ON WRIT OF CERTIORARI TO THE UNITED STATES COURT OF APPEALS FOR THE ELEVENTH CIRCUIT

[June 22, 1999]

    Justice Stevens, concurring in part and concurring in the judgment.

    Unjustified disparate treatment, in this case, “unjustified institutional isolation,” constitutes discrimination under the Americans with Disabilities Act of 1990. See ante, at 15. If a plaintiff requests relief that requires modification of a State’s services or programs, the State may assert, as an affirmative defense, that the requested modification would cause a fundamental alteration of a State’s services and programs. In this case, the Court of Appeals appropriately remanded for consideration of the State’s affirmative defense. On remand, the District Court rejected the State’s “fundamental-alteration defense.” See ante, at 10, n. 7. If the District Court was wrong in concluding that costs unrelated to the treatment of L. C. and E. W. do not support such a defense in this case, that arguable error should be corrected either by the Court of Appeals or by this Court in review of that decision. In my opinion, therefore, we should simply affirm the judgment of the Court of Appeals.

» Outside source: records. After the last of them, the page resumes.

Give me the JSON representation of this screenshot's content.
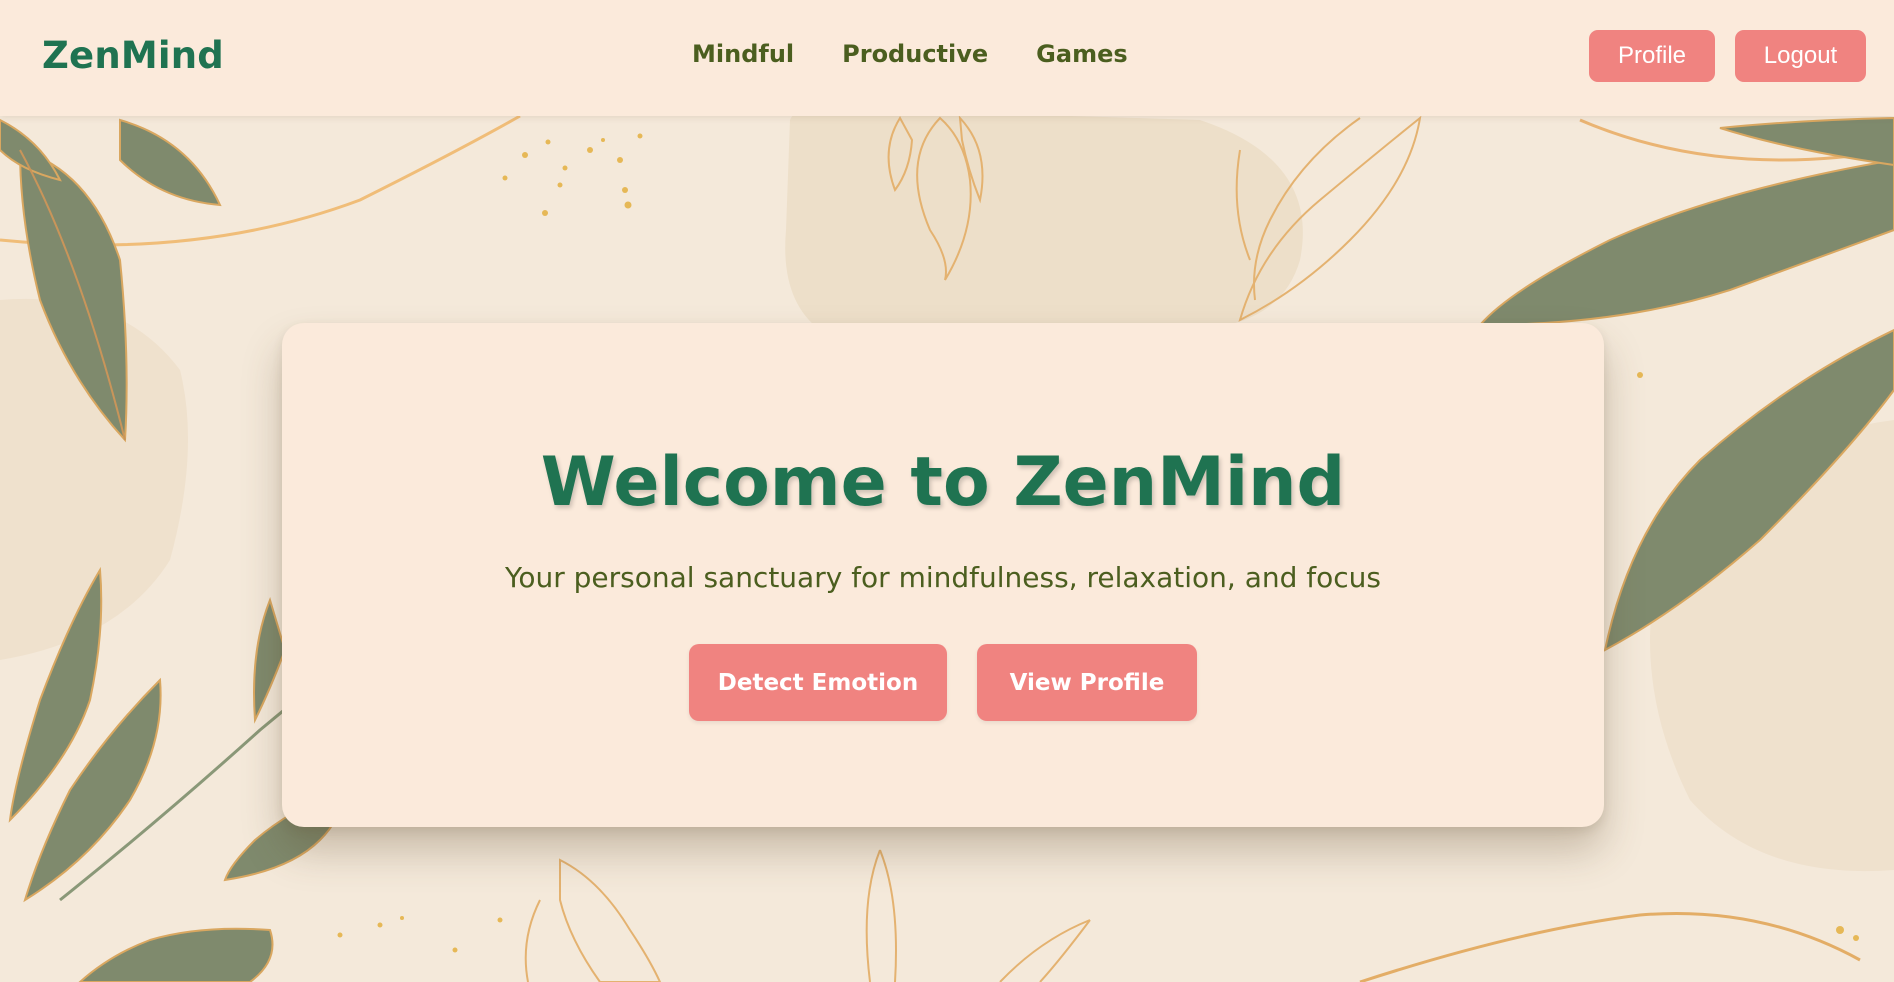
{
  "header": {
    "brand": "ZenMind",
    "nav": [
      {
        "label": "Mindful"
      },
      {
        "label": "Productive"
      },
      {
        "label": "Games"
      }
    ],
    "profile_label": "Profile",
    "logout_label": "Logout"
  },
  "hero": {
    "title": "Welcome to ZenMind",
    "subtitle": "Your personal sanctuary for mindfulness, relaxation, and focus",
    "detect_label": "Detect Emotion",
    "view_profile_label": "View Profile"
  },
  "colors": {
    "brand_green": "#1f7351",
    "nav_olive": "#4b5e1f",
    "button_coral": "#f08380",
    "header_bg": "#fbeadb",
    "page_bg": "#f4e9da",
    "leaf_green": "#7f8a6d",
    "gold_line": "#e9b86c"
  },
  "icons": [
    "leaf-decoration",
    "gold-line-decoration",
    "gold-dots-decoration"
  ]
}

But because there are not five votes for that disposition, I join Justice Ginsburg’s judgment and Parts I, II, and III—A of her opinion. Cf. Bragdon v. Abbott, 524 U.S. 624, 655—656 (1998) (Stevens, J. concurring); Screws v. United States, 325 U.S. 91, 134 (1945) (Rutledge, J. concurring in result).